- **Work task**: Find the string "Park" in the records. Copy each line that has it.

Web page and app entries
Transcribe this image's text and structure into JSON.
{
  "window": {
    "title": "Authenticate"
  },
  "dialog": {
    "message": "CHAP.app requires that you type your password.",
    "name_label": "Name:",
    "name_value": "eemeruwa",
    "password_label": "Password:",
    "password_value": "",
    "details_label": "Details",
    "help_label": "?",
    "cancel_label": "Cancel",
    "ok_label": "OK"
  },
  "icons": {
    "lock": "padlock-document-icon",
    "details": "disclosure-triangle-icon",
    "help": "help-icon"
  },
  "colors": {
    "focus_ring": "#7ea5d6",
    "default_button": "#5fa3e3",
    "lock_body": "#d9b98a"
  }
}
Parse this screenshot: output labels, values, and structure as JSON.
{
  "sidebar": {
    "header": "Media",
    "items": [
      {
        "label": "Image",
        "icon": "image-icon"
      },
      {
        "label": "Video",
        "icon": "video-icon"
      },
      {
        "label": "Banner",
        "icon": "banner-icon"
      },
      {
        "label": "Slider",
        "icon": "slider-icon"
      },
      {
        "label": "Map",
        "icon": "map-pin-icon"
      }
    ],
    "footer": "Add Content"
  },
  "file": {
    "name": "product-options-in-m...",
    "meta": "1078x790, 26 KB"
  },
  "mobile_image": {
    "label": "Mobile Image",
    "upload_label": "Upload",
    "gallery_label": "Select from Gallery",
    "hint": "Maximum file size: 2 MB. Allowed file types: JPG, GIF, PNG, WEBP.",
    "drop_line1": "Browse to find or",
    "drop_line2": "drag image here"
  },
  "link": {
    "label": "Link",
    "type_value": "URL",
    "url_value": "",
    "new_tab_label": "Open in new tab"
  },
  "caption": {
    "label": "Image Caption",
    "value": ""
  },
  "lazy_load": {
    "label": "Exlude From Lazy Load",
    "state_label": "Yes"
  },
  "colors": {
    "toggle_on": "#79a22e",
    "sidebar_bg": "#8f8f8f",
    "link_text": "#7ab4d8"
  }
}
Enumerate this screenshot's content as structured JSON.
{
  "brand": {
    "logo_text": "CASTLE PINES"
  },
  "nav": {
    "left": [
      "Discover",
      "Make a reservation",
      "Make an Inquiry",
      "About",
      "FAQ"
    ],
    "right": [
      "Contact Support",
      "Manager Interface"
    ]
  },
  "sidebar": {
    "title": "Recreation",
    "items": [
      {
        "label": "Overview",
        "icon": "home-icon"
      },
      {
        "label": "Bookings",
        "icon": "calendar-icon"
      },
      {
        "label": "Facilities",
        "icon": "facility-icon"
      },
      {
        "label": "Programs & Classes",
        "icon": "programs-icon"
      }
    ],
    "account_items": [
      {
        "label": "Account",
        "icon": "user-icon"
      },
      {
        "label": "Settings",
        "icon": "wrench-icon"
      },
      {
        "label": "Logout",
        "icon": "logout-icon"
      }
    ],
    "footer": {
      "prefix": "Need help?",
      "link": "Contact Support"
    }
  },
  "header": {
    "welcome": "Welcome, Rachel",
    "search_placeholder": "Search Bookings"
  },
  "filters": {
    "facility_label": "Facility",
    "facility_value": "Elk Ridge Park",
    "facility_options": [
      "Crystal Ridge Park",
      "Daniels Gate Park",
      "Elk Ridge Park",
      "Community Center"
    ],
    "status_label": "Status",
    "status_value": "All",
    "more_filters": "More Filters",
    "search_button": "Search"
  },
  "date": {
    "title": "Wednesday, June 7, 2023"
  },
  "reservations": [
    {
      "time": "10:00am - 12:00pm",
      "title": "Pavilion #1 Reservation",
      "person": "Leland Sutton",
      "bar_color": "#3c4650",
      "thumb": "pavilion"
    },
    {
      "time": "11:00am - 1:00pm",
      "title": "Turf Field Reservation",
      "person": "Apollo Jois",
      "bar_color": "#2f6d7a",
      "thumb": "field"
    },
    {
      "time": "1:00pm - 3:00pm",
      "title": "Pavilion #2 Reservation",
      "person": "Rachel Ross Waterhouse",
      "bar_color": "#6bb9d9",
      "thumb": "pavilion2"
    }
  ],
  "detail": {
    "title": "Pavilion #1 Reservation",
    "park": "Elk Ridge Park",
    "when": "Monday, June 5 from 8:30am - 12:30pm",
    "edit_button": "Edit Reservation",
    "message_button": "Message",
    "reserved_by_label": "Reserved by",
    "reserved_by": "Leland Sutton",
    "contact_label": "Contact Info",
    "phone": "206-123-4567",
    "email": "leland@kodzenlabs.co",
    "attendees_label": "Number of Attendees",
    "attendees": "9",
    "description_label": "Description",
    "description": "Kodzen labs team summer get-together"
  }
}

- **Written solution**:
    "facility_value": "Elk Ridge Park",
      "Crystal Ridge Park",
      "Daniels Gate Park",
      "Elk Ridge Park",
    "park": "Elk Ridge Park",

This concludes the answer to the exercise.